Tibetan people have multiple adaptations for life at high altitudes
The Tibetan people have inherited variants of five different genes that help them live at high altitudes, with one gene originating in the extinct human subspecies, the Denisovans. Hao Hu and Chad Huff of the University of Texas, Houston, and colleagues report these findings in a new study published in PLOS Genetics.
|The average elevation of Tibet is almost 15,000 feet above sea level |
[Credit: Goh Chai Hin/AFP/Getty Images]
They also picked out a variant of VDR, which plays a role in vitamin D metabolism and may help compensate for vitamin D deficiency, which commonly affects Tibetan nomads. The Tibetan variant of the EPAS1 gene originally came from the archaic Denisovan people, but the researchers found no other genes related to high altitude with Denisovan roots. Further analysis showed that Han Chinese and Tibetan subpopulations split as early as 44 to 58 thousand years ago, but that gene flow between the groups continued until approximately 9 thousand years ago.
The study represents a comprehensive analysis of the demographic history of the Tibetan population and its adaptations to the challenges of living at high altitudes. The results also provide a rich genomic resource of the Tibetan population, which will aid future genetic studies.
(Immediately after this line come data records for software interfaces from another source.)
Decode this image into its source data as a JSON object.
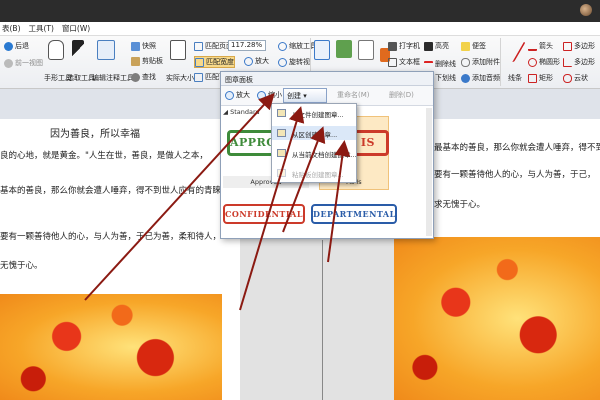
{
  "menubar": {
    "items": [
      "表(B)",
      "工具(T)",
      "窗口(W)"
    ]
  },
  "ribbon": {
    "back": "后退",
    "recent": "前一视图",
    "hand_tool": "手形工具",
    "select_tool": "选取工具",
    "annotate_tool": "编辑注释工具",
    "snapshot": "快照",
    "clipboard": "剪贴板",
    "find": "查找",
    "actual_size": "实际大小",
    "fit_page": "匹配页面",
    "fit_width": "匹配宽度",
    "fit_visible": "匹配可",
    "zoom_value": "117.28%",
    "zoom_in": "放大",
    "zoom_out": "缩放工具",
    "rotate_view": "旋转视",
    "typewriter": "打字机",
    "textbox": "文本框",
    "highlight": "高亮",
    "strikeout": "删除线",
    "underline": "下划线",
    "note": "便签",
    "add_file": "添加附件",
    "add_audio": "添加音频",
    "arrow": "箭头",
    "line": "线条",
    "rectangle": "矩形",
    "polygon": "多边形",
    "ellipse": "椭圆形",
    "polyline": "多边形",
    "cloud": "云状"
  },
  "panel": {
    "title": "图章面板",
    "zoom_in": "放大",
    "zoom_out": "缩小",
    "create": "创建",
    "rename": "重命名(M)",
    "delete": "删除(D)",
    "category": "Standard",
    "stamps": [
      {
        "text": "APPROVED",
        "label": "Approved"
      },
      {
        "text": "AS IS",
        "label": "As Is"
      },
      {
        "text": "CONFIDENTIAL",
        "label": ""
      },
      {
        "text": "DEPARTMENTAL",
        "label": ""
      }
    ]
  },
  "menu": {
    "items": [
      "从文件创建图章...",
      "从区创建图章...",
      "从当前文档创建图章...",
      "粘贴板创建图章..."
    ]
  },
  "doc_left": {
    "heading": "因为善良，所以幸福",
    "lines": [
      "良的心地，就是黄金。\"人生在世，善良，是做人之本，",
      "基本的善良，那么你就会遭人唾弃，得不到世人应有的青睐",
      "要有一颗善待他人的心，与人为善，于己为善，柔和待人，",
      "无愧于心。"
    ]
  },
  "doc_right": {
    "lines": [
      "最基本的善良，那么你就会遭人唾弃，得不到",
      "要有一颗善待他人的心，与人为善，于己，",
      "求无愧于心。"
    ]
  },
  "colors": {
    "annotation_arrow": "#8b1a12",
    "approved": "#3e8b3a",
    "asis": "#cc3a2a",
    "departmental": "#2a5ca8"
  }
}
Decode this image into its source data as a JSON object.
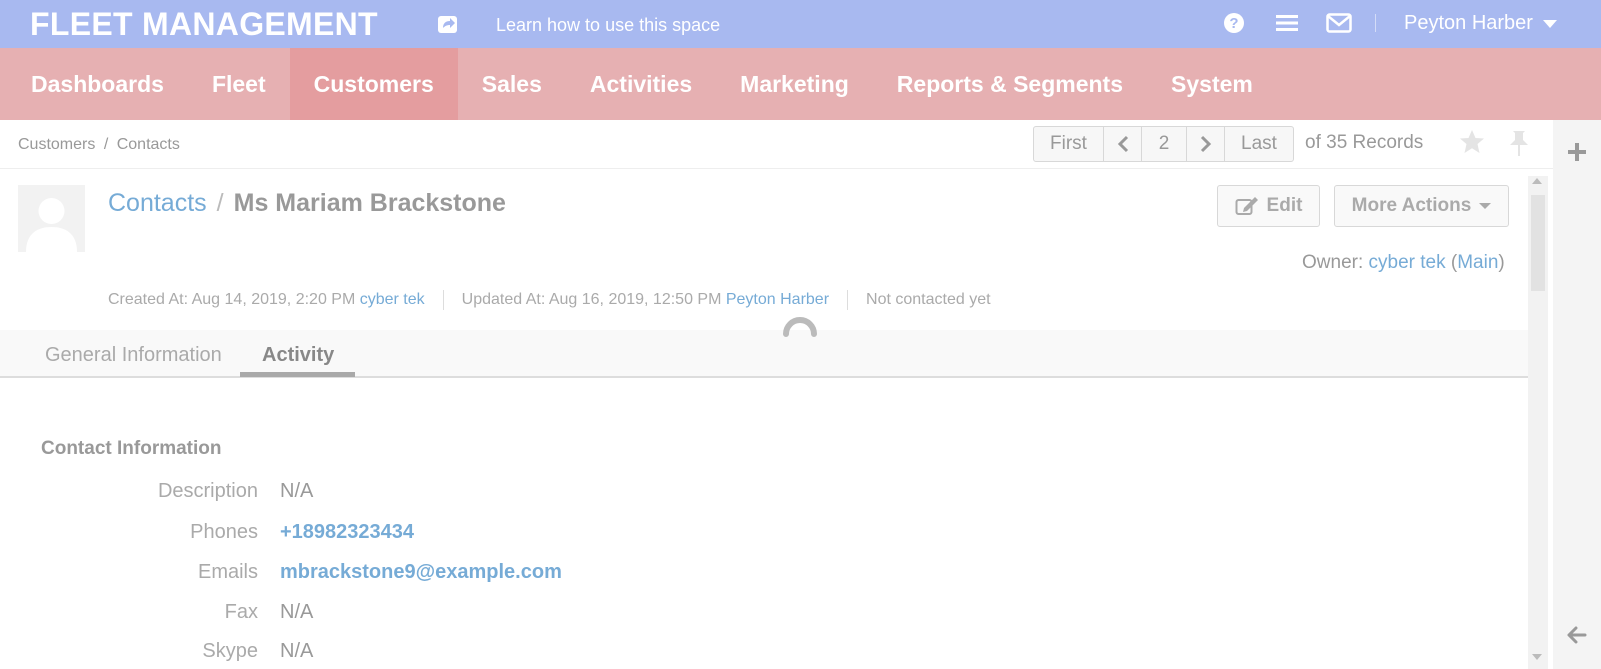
{
  "topbar": {
    "brand": "FLEET MANAGEMENT",
    "learn_link": "Learn how to use this space",
    "user_name": "Peyton Harber",
    "icons": [
      "share-icon",
      "help-icon",
      "menu-icon",
      "mail-icon",
      "chevron-down-icon"
    ]
  },
  "nav": {
    "items": [
      {
        "label": "Dashboards"
      },
      {
        "label": "Fleet"
      },
      {
        "label": "Customers",
        "active": true
      },
      {
        "label": "Sales"
      },
      {
        "label": "Activities"
      },
      {
        "label": "Marketing"
      },
      {
        "label": "Reports & Segments"
      },
      {
        "label": "System"
      }
    ]
  },
  "breadcrumb": {
    "items": [
      "Customers",
      "Contacts"
    ],
    "separator": "/"
  },
  "pager": {
    "first": "First",
    "current": "2",
    "last": "Last",
    "records": "of 35 Records"
  },
  "record": {
    "crumb": "Contacts",
    "slash": "/",
    "name": "Ms Mariam Brackstone",
    "edit_label": "Edit",
    "more_actions_label": "More Actions",
    "owner_label": "Owner:",
    "owner_name": "cyber tek",
    "owner_unit": "Main",
    "created_label": "Created At: Aug 14, 2019, 2:20 PM",
    "created_by": "cyber tek",
    "updated_label": "Updated At: Aug 16, 2019, 12:50 PM",
    "updated_by": "Peyton Harber",
    "contact_status": "Not contacted yet"
  },
  "tabs": [
    {
      "label": "General Information"
    },
    {
      "label": "Activity",
      "active": true
    }
  ],
  "contact_info": {
    "title": "Contact Information",
    "fields": [
      {
        "label": "Description",
        "value": "N/A"
      },
      {
        "label": "Phones",
        "value": "+18982323434"
      },
      {
        "label": "Emails",
        "value": "mbrackstone9@example.com"
      },
      {
        "label": "Fax",
        "value": "N/A"
      },
      {
        "label": "Skype",
        "value": "N/A"
      }
    ]
  },
  "colors": {
    "topbar": "#a8b9f0",
    "nav": "#e6b0b2",
    "nav_active": "#e49d9f",
    "link": "#76abd6"
  }
}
Tatum Simonson adds: "The comprehensive analysis of whole-genome sequence data from Tibetans provides valuable insights into the genetic factors underlying this population's unique history and adaptive physiology at high altitude. This study provides further context for analyses of other permanent high-altitude populations, who exhibit characteristics distinct from Tibetans despite similar chronic stresses, as well as lowland populations, in whom hypoxia-related challenges, such those inherent to cardiopulmonary disease or sleep apnea, elicit a wide-range of unique physiological responses. Future research efforts will focus on identifying the interplay between various adaptive versus non-adaptive genetic pathways and environmental factors (e.g., hypoxia, diet, cold, UV) in these informative populations to reveal the biological underpinnings of individualized physiological responses."
Source: PLOS [April 27, 2017]